In summary, day 2 of the Biofilm Matrix Symposium highlighted the intricate biogenesis and structural dynamics of biofilms, exploring their multifunctional roles, diverse applications, and challenges in diagnosis and treatment of biofilm-related infections.

Day 3: We explored “Biofilm biophysics” with discussions on bacterial electricity and matrix-derived entropic forces in biofilm assembly and organisation. Followed by oral presentations talking about Bio AFM, single molecule spectroscopy, microscopy, and microcolony diffusion for biofilm study.  The industry speakers talked about oral biofilms and engineering biofilms in the restoration of soil and water.

The theme of “Biofilm matrix control strategies” was discussed by Prof Henny van der Mei; and followed by discussions and oral presentations by invited guests on the importance of tackling antimicrobial resistance and treating biofilm infections in ocular infections, medical catheters, and other implants, candidiasis, creating functional biomaterials.

The symposium concluded with highlights of the focus group discussions on exploring biofilm matrix at interfaces, dynamics and combating antimicrobial strategies and developing functional technologies to thwart biofilm infections and effective management.

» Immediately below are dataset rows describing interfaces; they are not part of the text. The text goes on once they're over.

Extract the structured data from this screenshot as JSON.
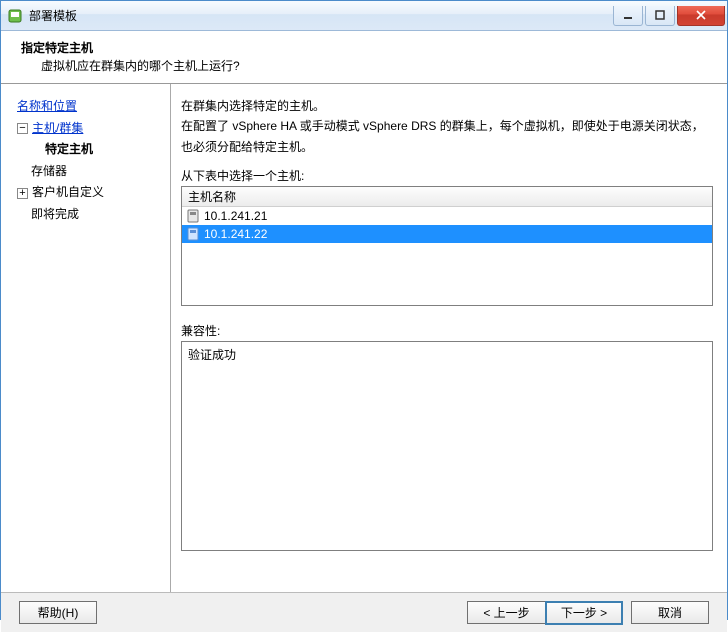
{
  "window": {
    "title": "部署模板",
    "controls": {
      "min": "–",
      "max": "▢",
      "close": "✕"
    }
  },
  "header": {
    "title": "指定特定主机",
    "subtitle": "虚拟机应在群集内的哪个主机上运行?"
  },
  "nav": {
    "step1": "名称和位置",
    "step2": "主机/群集",
    "step2a": "特定主机",
    "step3": "存储器",
    "step4": "客户机自定义",
    "step5": "即将完成"
  },
  "content": {
    "line1": "在群集内选择特定的主机。",
    "line2": "在配置了 vSphere HA 或手动模式 vSphere DRS 的群集上，每个虚拟机，即使处于电源关闭状态，也必须分配给特定主机。",
    "table_prompt": "从下表中选择一个主机:",
    "column_header": "主机名称",
    "hosts": [
      {
        "ip": "10.1.241.21",
        "selected": false
      },
      {
        "ip": "10.1.241.22",
        "selected": true
      }
    ],
    "compat_label": "兼容性:",
    "compat_result": "验证成功"
  },
  "footer": {
    "help": "帮助(H)",
    "back": "< 上一步",
    "next": "下一步 >",
    "cancel": "取消"
  }
}
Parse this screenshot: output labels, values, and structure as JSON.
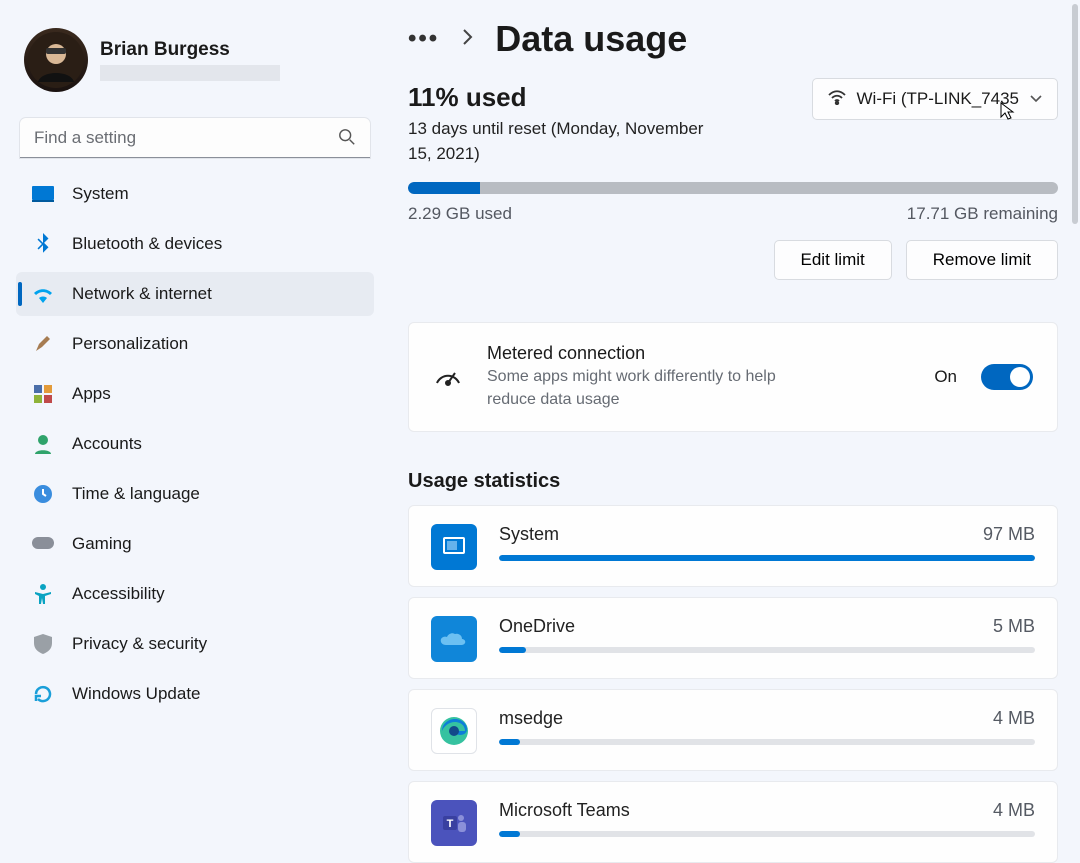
{
  "user": {
    "name": "Brian Burgess"
  },
  "search": {
    "placeholder": "Find a setting"
  },
  "sidebar": {
    "items": [
      {
        "label": "System",
        "icon": "system-icon",
        "color": "#0067c0"
      },
      {
        "label": "Bluetooth & devices",
        "icon": "bluetooth-icon",
        "color": "#0078d4"
      },
      {
        "label": "Network & internet",
        "icon": "wifi-icon",
        "color": "#00a3ee",
        "selected": true
      },
      {
        "label": "Personalization",
        "icon": "paintbrush-icon",
        "color": "#a67c52"
      },
      {
        "label": "Apps",
        "icon": "apps-icon",
        "color": "#4a6ea9"
      },
      {
        "label": "Accounts",
        "icon": "person-icon",
        "color": "#2fa36b"
      },
      {
        "label": "Time & language",
        "icon": "clock-icon",
        "color": "#3a8dde"
      },
      {
        "label": "Gaming",
        "icon": "gamepad-icon",
        "color": "#8a8f99"
      },
      {
        "label": "Accessibility",
        "icon": "accessibility-icon",
        "color": "#0aa3c2"
      },
      {
        "label": "Privacy & security",
        "icon": "shield-icon",
        "color": "#9aa0a6"
      },
      {
        "label": "Windows Update",
        "icon": "update-icon",
        "color": "#1a9fd9"
      }
    ]
  },
  "page": {
    "title": "Data usage",
    "percent_used": "11% used",
    "reset_note": "13 days until reset (Monday, November 15, 2021)",
    "used_label": "2.29 GB used",
    "remaining_label": "17.71 GB remaining",
    "wifi_label": "Wi-Fi (TP-LINK_7435",
    "edit_limit": "Edit limit",
    "remove_limit": "Remove limit"
  },
  "metered": {
    "title": "Metered connection",
    "sub": "Some apps might work differently to help reduce data usage",
    "state": "On"
  },
  "usage_heading": "Usage statistics",
  "apps": [
    {
      "name": "System",
      "value": "97 MB",
      "icon": "system-app-icon",
      "bg": "#0078d4"
    },
    {
      "name": "OneDrive",
      "value": "5 MB",
      "icon": "onedrive-icon",
      "bg": "#1086d9"
    },
    {
      "name": "msedge",
      "value": "4 MB",
      "icon": "edge-icon",
      "bg": "#ffffff"
    },
    {
      "name": "Microsoft Teams",
      "value": "4 MB",
      "icon": "teams-icon",
      "bg": "#4b53bc"
    }
  ]
}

To sum up, day 3 of the Biofilm Matrix Symposium delved into the biophysics of biofilms, shedding light on bacterial electricity and entropic forces driving assembly, while also addressing advanced techniques like Bio AFM and single molecule spectroscopy. The industry perspectives underscored the need for innovative approaches to combat biofilm-related infections and address global health challenges.

2. What were some of the most notable insights or findings presented at the symposium regarding biofilm formation and function within microbial communities?

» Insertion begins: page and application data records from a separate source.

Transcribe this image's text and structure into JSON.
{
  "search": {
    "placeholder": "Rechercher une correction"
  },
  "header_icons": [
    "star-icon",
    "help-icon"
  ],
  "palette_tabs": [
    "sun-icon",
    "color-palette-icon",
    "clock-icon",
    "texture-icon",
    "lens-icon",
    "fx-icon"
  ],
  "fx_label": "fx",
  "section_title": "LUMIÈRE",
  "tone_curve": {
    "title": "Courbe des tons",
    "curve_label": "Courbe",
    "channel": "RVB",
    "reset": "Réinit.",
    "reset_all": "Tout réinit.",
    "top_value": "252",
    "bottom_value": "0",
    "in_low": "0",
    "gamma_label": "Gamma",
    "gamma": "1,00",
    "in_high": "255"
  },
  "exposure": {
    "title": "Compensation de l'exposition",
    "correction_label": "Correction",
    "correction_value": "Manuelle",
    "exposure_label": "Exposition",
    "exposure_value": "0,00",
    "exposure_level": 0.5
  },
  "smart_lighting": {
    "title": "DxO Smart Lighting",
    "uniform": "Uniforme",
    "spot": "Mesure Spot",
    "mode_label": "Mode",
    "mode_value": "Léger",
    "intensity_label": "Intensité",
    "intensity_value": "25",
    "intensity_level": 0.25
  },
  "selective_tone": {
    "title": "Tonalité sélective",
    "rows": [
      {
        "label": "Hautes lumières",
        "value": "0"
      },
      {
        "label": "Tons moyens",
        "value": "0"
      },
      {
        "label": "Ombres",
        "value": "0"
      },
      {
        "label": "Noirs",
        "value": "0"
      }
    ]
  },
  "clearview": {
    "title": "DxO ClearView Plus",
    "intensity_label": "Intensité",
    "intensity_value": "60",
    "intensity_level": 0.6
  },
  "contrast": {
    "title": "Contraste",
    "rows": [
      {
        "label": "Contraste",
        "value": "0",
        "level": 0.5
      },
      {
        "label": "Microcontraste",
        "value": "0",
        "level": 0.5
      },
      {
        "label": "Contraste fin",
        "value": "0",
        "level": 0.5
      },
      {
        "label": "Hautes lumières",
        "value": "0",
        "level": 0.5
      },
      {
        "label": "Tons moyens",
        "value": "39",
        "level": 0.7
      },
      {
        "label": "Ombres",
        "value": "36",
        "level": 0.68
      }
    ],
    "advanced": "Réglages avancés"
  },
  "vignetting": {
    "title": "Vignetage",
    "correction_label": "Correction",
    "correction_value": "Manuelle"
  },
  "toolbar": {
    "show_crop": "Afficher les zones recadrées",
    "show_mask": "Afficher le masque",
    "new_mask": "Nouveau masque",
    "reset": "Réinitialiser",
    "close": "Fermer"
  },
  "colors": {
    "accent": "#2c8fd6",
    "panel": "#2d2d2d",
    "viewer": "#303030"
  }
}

Prof Rikke Meyer‘s work on the role of eDNA in biofilm adhesion was truly insightful. She showed that eDNA in biofilms has multiple forms in addition to the canonical B-DNA double helix, eDNA also forms the left-handed Z-DNA, and several Gs coordinate to form G-quadruplexes. Each form has its functions that in turn influence the biofilm structure and physiology.

The other was Prof Cait MacPhee‘s talk on the functional proteins of the matrix of Bacillus subtilis biofilmshaving hydrophobic surfaces. The B. subtilis biofilm switching its surface properties and remodelling its matrix in response to environmental temperatures was remarkably fascinating.

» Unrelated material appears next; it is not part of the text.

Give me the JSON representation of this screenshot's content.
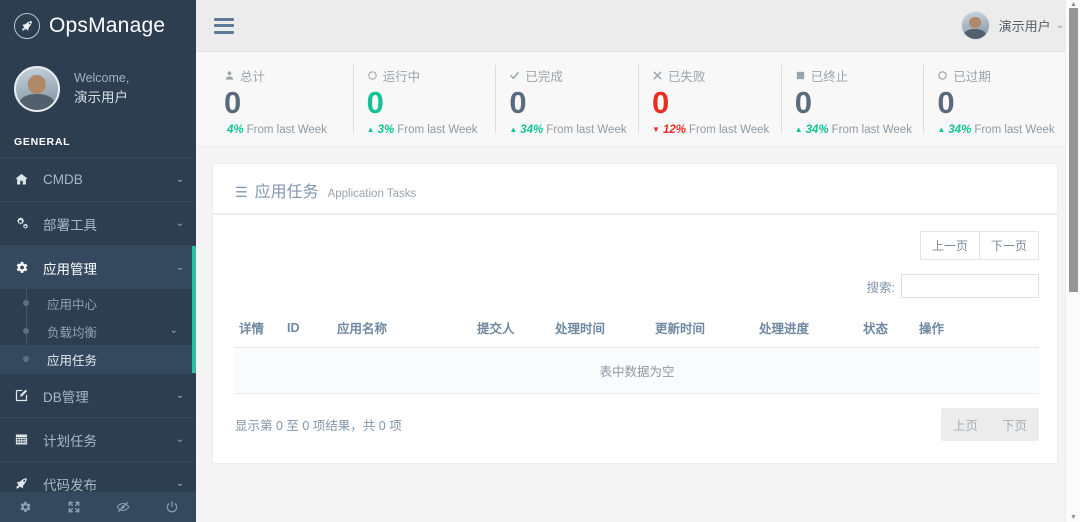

3. Were there any particular challenges or controversies addressed during the symposium related to biofilm research, and if so, what were they, and what potential solutions or pathways forward were discussed?

Heterogeneity is a great challenge faced by biofilm researchers and the development of adept methodologies in the extraction of extracellular polymeric substances (EPS), extracellular DNA and RNA (eDNA, eRNA), and other specific biofilm components is needed.

Dr Joseph Lo highlighted that as a clinician, biofilm diagnosis in disease conditions is a great challenge.

4. In your opinion, what are the most pressing research priorities or areas for future investigation highlighted by the symposium, and how do you envision these insights shaping the field of biofilm research in the coming years?